“Nestyn!”, I neighed, my voice broken and shrill, tearing into nothing as the wind rent it, mixing the shreds of it with the husks of the late autumn leaves. Still, I neighed again, and then again.
“Nestyn! Sweet One! Where are you?”
But my filly did not answer, and skittering fear trembled my muscles, tricked my senses, and sank into my soul, overpowering caution and instinct, and making my legs feel as inept as when I myself was newly foaled.
My baby – her legs had only grown strong enough to carry her at the last fullmoon – we had been running only a moonrise later, scarcely without rest.There could not be – the brown of leaves and dulling greens did not hide our glowing coats, nor our horns.
And men wanted those, or else us.
I knew – we all knew, had always known, although we did not know why.
All knew the stories of the trapped and the murdered… Like Alyn my mate, who was killed before he met his daughter, his Sweet One, and the men had been looking for us, greedy for more.
My voice was nearly gone, when I felt the first flakes of snow, a sudden gathering, building to a blizzard – and the sounds of the men and their dogs faded, leaving only the softly chittering redbirds…

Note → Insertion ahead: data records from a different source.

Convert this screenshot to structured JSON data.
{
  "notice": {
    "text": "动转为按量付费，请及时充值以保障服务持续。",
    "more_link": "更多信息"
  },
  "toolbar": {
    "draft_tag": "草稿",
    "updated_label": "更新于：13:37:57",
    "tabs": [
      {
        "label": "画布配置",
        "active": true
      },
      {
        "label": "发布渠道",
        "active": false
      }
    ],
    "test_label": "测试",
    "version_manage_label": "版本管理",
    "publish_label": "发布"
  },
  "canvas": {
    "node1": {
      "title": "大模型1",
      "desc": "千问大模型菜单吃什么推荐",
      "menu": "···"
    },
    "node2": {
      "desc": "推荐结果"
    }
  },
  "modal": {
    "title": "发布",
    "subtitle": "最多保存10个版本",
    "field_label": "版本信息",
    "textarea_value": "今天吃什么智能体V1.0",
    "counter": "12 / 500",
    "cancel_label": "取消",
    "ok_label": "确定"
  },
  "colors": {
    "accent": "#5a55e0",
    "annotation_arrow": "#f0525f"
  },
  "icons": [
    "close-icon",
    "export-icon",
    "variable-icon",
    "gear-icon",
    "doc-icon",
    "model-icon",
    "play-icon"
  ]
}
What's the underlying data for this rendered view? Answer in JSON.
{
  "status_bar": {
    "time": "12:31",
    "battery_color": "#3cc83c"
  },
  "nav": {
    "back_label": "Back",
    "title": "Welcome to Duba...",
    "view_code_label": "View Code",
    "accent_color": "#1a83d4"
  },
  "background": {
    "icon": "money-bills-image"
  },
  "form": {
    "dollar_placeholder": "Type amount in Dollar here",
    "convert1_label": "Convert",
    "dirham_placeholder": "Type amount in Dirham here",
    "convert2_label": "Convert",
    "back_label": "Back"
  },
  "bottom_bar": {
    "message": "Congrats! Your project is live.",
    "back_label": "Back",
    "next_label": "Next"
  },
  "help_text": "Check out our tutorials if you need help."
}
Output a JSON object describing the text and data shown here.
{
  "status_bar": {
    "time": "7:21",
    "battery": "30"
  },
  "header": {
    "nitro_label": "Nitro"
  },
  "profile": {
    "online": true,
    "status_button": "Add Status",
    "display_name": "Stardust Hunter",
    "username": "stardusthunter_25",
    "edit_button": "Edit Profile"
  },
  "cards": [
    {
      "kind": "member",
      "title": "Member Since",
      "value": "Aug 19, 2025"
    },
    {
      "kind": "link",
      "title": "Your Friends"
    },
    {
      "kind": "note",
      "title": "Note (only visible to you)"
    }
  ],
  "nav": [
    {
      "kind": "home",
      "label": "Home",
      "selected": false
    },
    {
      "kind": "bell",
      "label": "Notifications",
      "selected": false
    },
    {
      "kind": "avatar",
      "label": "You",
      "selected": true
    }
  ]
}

And there was Nestyn, by a small brush, nestled safely into the salvation of snow.